## Task requirements
Retype the whole listing that follows so that it matches the original exactly.

## Recorded information
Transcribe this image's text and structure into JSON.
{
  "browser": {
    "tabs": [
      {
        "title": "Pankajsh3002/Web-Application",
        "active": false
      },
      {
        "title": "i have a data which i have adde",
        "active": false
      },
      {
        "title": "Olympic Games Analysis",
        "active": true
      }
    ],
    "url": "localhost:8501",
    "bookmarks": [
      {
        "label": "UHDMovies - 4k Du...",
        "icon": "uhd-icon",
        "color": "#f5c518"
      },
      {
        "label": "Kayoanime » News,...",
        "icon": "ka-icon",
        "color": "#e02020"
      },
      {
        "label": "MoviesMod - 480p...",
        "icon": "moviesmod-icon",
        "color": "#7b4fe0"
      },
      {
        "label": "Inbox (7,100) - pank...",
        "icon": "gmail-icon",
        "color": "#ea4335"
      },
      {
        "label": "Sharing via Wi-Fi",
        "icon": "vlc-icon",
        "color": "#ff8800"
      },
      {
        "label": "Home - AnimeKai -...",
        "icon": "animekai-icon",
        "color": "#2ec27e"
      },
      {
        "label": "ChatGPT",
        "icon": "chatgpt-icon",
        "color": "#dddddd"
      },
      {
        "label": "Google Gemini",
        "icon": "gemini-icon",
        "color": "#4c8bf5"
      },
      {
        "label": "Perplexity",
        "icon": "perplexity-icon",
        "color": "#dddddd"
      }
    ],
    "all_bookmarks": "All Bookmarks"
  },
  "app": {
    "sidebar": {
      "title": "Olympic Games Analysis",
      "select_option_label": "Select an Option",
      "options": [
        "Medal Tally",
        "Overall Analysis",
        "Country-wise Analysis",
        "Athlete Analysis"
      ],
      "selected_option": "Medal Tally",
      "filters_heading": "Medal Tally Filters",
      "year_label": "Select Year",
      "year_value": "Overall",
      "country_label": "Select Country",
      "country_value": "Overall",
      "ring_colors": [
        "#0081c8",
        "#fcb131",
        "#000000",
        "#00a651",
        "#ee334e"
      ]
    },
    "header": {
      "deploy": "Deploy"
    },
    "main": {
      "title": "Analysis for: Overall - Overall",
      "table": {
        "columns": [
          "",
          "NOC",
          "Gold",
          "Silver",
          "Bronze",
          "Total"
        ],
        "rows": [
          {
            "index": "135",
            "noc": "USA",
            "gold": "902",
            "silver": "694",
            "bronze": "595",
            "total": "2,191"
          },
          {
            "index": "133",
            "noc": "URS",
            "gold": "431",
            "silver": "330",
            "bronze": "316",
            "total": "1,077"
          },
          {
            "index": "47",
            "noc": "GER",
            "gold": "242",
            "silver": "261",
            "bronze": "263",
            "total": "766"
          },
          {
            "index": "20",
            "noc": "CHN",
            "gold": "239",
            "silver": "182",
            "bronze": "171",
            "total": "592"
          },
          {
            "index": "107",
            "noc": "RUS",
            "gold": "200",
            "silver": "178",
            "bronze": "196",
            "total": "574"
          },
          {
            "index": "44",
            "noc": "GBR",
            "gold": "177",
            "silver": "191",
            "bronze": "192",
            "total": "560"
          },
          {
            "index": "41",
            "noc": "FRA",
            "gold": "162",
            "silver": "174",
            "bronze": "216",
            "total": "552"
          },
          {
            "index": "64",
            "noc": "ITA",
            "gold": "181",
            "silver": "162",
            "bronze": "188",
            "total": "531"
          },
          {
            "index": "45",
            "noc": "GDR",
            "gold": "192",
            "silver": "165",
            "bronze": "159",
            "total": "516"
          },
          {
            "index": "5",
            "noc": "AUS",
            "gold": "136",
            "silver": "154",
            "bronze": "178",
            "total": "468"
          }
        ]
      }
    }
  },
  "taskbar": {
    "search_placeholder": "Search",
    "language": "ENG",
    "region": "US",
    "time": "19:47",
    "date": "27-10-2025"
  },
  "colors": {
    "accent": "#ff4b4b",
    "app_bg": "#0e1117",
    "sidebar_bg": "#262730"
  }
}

## Exercise answer
Transcribe this image's text and structure into JSON.
{
  "browser": {
    "tabs": [
      {
        "title": "Pankajsh3002/Web-Application",
        "active": false
      },
      {
        "title": "i have a data which i have adde",
        "active": false
      },
      {
        "title": "Olympic Games Analysis",
        "active": true
      }
    ],
    "url": "localhost:8501",
    "bookmarks": [
      {
        "label": "UHDMovies - 4k Du...",
        "icon": "uhd-icon",
        "color": "#f5c518"
      },
      {
        "label": "Kayoanime » News,...",
        "icon": "ka-icon",
        "color": "#e02020"
      },
      {
        "label": "MoviesMod - 480p...",
        "icon": "moviesmod-icon",
        "color": "#7b4fe0"
      },
      {
        "label": "Inbox (7,100) - pank...",
        "icon": "gmail-icon",
        "color": "#ea4335"
      },
      {
        "label": "Sharing via Wi-Fi",
        "icon": "vlc-icon",
        "color": "#ff8800"
      },
      {
        "label": "Home - AnimeKai -...",
        "icon": "animekai-icon",
        "color": "#2ec27e"
      },
      {
        "label": "ChatGPT",
        "icon": "chatgpt-icon",
        "color": "#dddddd"
      },
      {
        "label": "Google Gemini",
        "icon": "gemini-icon",
        "color": "#4c8bf5"
      },
      {
        "label": "Perplexity",
        "icon": "perplexity-icon",
        "color": "#dddddd"
      }
    ],
    "all_bookmarks": "All Bookmarks"
  },
  "app": {
    "sidebar": {
      "title": "Olympic Games Analysis",
      "select_option_label": "Select an Option",
      "options": [
        "Medal Tally",
        "Overall Analysis",
        "Country-wise Analysis",
        "Athlete Analysis"
      ],
      "selected_option": "Medal Tally",
      "filters_heading": "Medal Tally Filters",
      "year_label": "Select Year",
      "year_value": "Overall",
      "country_label": "Select Country",
      "country_value": "Overall",
      "ring_colors": [
        "#0081c8",
        "#fcb131",
        "#000000",
        "#00a651",
        "#ee334e"
      ]
    },
    "header": {
      "deploy": "Deploy"
    },
    "main": {
      "title": "Analysis for: Overall - Overall",
      "table": {
        "columns": [
          "",
          "NOC",
          "Gold",
          "Silver",
          "Bronze",
          "Total"
        ],
        "rows": [
          {
            "index": "135",
            "noc": "USA",
            "gold": "902",
            "silver": "694",
            "bronze": "595",
            "total": "2,191"
          },
          {
            "index": "133",
            "noc": "URS",
            "gold": "431",
            "silver": "330",
            "bronze": "316",
            "total": "1,077"
          },
          {
            "index": "47",
            "noc": "GER",
            "gold": "242",
            "silver": "261",
            "bronze": "263",
            "total": "766"
          },
          {
            "index": "20",
            "noc": "CHN",
            "gold": "239",
            "silver": "182",
            "bronze": "171",
            "total": "592"
          },
          {
            "index": "107",
            "noc": "RUS",
            "gold": "200",
            "silver": "178",
            "bronze": "196",
            "total": "574"
          },
          {
            "index": "44",
            "noc": "GBR",
            "gold": "177",
            "silver": "191",
            "bronze": "192",
            "total": "560"
          },
          {
            "index": "41",
            "noc": "FRA",
            "gold": "162",
            "silver": "174",
            "bronze": "216",
            "total": "552"
          },
          {
            "index": "64",
            "noc": "ITA",
            "gold": "181",
            "silver": "162",
            "bronze": "188",
            "total": "531"
          },
          {
            "index": "45",
            "noc": "GDR",
            "gold": "192",
            "silver": "165",
            "bronze": "159",
            "total": "516"
          },
          {
            "index": "5",
            "noc": "AUS",
            "gold": "136",
            "silver": "154",
            "bronze": "178",
            "total": "468"
          }
        ]
      }
    }
  },
  "taskbar": {
    "search_placeholder": "Search",
    "language": "ENG",
    "region": "US",
    "time": "19:47",
    "date": "27-10-2025"
  },
  "colors": {
    "accent": "#ff4b4b",
    "app_bg": "#0e1117",
    "sidebar_bg": "#262730"
  }
}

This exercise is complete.